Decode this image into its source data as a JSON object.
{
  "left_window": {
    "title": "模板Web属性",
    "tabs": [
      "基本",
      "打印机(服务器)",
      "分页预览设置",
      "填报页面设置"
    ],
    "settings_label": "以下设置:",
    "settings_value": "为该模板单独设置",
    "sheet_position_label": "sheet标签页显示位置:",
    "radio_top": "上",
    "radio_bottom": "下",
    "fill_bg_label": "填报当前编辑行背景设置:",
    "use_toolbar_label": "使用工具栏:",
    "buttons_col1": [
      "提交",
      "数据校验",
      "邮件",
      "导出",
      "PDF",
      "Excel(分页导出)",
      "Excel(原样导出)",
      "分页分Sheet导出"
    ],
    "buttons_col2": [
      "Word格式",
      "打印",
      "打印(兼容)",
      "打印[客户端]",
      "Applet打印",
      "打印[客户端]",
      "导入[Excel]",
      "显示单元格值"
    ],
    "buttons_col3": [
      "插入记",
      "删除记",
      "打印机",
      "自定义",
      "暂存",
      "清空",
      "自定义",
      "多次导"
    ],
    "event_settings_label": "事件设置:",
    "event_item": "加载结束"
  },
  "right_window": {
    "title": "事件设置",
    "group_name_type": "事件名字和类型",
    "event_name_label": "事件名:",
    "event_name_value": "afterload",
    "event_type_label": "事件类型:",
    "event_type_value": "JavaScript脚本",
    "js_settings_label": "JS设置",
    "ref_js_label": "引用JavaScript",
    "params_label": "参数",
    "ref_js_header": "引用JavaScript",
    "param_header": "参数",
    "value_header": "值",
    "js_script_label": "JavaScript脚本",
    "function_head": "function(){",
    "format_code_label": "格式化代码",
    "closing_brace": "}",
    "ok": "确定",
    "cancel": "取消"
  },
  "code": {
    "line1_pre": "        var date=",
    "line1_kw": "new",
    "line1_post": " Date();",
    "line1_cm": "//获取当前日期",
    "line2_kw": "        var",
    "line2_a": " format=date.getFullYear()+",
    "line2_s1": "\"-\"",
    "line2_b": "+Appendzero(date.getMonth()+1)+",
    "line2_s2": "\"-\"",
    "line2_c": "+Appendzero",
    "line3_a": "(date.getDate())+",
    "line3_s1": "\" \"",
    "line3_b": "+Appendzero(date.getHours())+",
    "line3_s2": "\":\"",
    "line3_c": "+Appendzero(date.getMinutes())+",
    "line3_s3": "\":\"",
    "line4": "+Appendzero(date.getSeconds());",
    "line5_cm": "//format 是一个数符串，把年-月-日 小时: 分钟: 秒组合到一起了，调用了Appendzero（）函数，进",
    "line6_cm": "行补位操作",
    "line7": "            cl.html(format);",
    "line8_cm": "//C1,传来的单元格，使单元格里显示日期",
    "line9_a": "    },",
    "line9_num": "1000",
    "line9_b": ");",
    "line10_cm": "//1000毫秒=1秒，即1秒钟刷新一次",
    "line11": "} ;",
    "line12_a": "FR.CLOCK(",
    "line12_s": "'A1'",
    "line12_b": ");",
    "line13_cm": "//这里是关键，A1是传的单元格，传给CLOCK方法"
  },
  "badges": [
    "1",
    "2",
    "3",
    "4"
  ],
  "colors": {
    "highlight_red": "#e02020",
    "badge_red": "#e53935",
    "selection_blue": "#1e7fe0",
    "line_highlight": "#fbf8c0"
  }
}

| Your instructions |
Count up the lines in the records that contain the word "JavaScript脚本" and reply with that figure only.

| Written solution |
2